She sighed. “N-no, I’m not. I arrived here first.”
The aforementioned amazing eyes glittered dangerously. “Did you give Velma a credit card?”
“Not yet,” she admitted.
“Then you’re too late.”
He was so close his low growl swathed Cody’s cheek with warm air, stirring a shudder deep inside her. A sensual shudder of all things. Yikes.
“Well, I would have,” she sputtered, “but I had to see the room first.” She could feel the flush bringing unwelcome color to her neck and cheeks.
“I did insist,” Velma admitted.
“Well, I gave her my credit card.” Mr. Still-No-Patience jerked his head at Delma. “And she took it, so you’re too late.”
Good grief, this man was obnoxious. So why did his mere proximity send delicious shivers down Cody’s spine to warm her from the inside out? She frowned. Snatch him bald as her Aunt Sarah used to say. That’s what Cody should do.
“I did take his credit card,” Delma said with chagrin.
Feeling the hotel room being yanked out from underneath her, Cody lost her grip on her temper. “I don’t care. I arrived here first.” She wheeled on Velma. “Tell him.”
Velma had a hard time meeting the man’s glittering green eyes, and Cody feared the worst. “Velma, you have to go with the first person who arrived here, and that was me.”
Velma visibly wavered, and her gaze bounced between Cody, Mr. Never-Had-Any-Patience, and her twin, who looked ready to burst into tears.
“It’s not your fault, Sister.” She patted Delma’s hand. “You didn’t know we were upstairs. I’ll handle this.”
Velma faced her two potential guests and announced, “We’ll flip for it.”
Delma immediately beamed.
“What?” Cody cried.
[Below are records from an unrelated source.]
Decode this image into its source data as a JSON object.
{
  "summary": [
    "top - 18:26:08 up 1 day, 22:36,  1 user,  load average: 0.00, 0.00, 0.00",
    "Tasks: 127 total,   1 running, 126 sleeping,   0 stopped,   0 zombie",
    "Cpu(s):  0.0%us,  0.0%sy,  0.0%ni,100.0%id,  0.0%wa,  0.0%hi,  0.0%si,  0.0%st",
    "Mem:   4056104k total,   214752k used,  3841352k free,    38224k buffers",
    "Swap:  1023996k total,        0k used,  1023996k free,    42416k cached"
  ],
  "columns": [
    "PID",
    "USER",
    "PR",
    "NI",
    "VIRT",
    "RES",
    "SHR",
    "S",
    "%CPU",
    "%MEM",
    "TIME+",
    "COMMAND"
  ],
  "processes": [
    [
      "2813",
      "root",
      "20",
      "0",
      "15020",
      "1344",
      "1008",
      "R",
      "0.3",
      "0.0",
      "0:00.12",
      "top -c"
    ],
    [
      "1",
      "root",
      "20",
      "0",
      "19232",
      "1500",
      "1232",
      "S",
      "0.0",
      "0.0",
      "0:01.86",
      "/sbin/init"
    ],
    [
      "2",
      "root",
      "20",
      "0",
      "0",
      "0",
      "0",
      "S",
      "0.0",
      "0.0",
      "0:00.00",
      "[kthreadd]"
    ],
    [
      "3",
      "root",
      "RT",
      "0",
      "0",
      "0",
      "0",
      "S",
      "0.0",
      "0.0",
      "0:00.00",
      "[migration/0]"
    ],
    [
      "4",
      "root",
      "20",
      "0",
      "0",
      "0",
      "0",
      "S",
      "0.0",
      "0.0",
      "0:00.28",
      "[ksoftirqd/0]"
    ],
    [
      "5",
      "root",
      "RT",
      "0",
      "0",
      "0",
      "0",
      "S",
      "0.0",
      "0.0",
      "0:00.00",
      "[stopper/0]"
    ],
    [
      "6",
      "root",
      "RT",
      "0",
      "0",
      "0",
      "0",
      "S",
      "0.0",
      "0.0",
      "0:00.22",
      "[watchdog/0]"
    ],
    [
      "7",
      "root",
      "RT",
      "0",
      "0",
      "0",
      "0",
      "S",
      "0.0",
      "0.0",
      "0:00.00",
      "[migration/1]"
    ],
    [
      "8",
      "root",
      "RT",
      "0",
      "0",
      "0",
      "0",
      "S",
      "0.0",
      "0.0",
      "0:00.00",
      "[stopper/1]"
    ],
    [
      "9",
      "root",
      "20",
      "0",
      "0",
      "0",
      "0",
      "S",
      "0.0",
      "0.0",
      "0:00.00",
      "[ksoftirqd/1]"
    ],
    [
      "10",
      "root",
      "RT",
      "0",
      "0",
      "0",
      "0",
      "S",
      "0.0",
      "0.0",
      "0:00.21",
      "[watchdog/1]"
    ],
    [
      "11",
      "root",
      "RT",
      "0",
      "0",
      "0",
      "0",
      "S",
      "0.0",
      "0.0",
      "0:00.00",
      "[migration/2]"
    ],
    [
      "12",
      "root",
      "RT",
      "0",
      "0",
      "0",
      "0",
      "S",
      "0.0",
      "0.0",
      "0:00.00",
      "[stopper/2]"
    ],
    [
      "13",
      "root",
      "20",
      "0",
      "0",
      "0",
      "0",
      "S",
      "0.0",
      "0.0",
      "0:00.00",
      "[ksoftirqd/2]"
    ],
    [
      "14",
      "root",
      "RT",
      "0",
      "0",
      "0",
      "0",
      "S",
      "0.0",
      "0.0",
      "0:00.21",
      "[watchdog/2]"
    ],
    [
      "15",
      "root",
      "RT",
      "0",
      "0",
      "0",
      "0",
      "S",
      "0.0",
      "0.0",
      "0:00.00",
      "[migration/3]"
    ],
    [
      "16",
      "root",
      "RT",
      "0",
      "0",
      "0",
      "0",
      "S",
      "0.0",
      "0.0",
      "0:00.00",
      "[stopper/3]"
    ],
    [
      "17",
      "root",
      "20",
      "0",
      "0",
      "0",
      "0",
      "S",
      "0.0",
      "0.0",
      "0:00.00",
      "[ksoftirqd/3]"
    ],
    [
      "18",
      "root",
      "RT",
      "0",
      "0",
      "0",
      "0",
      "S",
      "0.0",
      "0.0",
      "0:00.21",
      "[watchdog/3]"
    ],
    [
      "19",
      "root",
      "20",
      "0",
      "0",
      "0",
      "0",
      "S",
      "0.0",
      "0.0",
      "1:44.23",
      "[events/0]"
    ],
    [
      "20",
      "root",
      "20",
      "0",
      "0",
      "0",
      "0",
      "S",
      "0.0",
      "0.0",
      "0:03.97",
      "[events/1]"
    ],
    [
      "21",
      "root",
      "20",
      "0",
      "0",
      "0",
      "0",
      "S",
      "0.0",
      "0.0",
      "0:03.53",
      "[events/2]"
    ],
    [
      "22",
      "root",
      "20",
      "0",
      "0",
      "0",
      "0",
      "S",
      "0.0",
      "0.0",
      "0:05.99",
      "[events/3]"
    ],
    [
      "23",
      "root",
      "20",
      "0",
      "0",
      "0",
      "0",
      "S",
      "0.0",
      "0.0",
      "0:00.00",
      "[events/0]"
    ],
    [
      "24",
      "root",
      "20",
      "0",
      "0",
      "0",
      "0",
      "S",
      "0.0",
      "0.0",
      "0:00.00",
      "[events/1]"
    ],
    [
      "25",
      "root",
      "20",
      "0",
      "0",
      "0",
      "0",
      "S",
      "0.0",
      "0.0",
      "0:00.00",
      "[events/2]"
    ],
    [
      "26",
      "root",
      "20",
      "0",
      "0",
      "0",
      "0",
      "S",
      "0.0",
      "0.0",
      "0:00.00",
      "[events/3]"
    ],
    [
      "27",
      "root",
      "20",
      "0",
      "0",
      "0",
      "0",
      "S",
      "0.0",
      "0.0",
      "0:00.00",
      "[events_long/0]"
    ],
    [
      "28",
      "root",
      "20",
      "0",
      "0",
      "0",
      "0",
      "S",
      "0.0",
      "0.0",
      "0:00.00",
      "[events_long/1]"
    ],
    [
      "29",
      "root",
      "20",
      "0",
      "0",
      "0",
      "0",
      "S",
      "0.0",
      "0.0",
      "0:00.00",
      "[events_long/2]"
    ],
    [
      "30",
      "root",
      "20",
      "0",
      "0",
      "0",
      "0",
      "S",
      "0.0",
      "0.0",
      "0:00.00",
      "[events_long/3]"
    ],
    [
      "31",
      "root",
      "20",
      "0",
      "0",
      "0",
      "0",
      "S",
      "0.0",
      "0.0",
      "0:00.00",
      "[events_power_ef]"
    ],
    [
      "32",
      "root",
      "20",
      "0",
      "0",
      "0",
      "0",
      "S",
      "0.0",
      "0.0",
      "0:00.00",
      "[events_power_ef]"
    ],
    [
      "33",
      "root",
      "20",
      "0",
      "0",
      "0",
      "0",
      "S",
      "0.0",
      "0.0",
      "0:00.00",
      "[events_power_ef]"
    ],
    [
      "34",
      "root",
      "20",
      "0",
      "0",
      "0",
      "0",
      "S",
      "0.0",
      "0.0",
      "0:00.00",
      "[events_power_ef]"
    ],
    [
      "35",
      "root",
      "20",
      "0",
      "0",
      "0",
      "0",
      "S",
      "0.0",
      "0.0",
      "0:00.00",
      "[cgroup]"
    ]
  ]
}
“Fine by me,” the stranger snapped and crossed his arms on his oversized and quite muscular pecs. Not that Cody was staring.
Velma reached into her apron pocket and drew out a silver dollar. She smiled at Cody. “Since you were here first, you can call it, and you can have heads if you want. I always liked heads in a coin toss, and I always got lucky calling heads.” Her eyes twinkled at Cody.
“Fine. Heads it is,” Cody said.
The coin flipped high in the air. Velma deftly caught it with her right hand and smacked the coin on top of her left. “Heads it is,” she proclaimed.
Cody blew out a sigh of relief.
“Hey, wait a minute,” the stranger complained.
“See for yourself.” Velma angled her hand for him to snatch a glimpse and then chucked the coin back into her pocket.
Cody stared him right in the eye. “I win.”
He eased closer—almost nose to nose—and she reconsidered her idea to gloat. His emerald eyes darkened, turned almost black, and locked onto hers. She could hear and feel each breath he took, because she held hers. Waiting.
“Share it with me.”
His gaze never wavered. She could feel it, almost like a caress.
“I promise I won’t touch you . . . if you don’t want me to.” The latter implied he wanted exactly the opposite.
Petie spent a large part of her career working at Walt Disney World—"The Most Magical Place on Earth"—where she enjoyed working in the land of fairy tales by day and creating her own romantic fairy tales by night, including her new series, The Cinderella Romances. She eventually said good-bye to her "day" job to write her stories full-time. These days Petie spends her time writing sequels to her regency time-travel series, Lords in Time, and her cozy-mystery-with-romantic-suspense series, the Mystery Angel Romances.
Petie shares her home on the Cumberland Plateau in Tennessee with her horticulturist husband and an opinionated Nanday conure named Sassy who made a cameo appearance in No Angels for Christmas.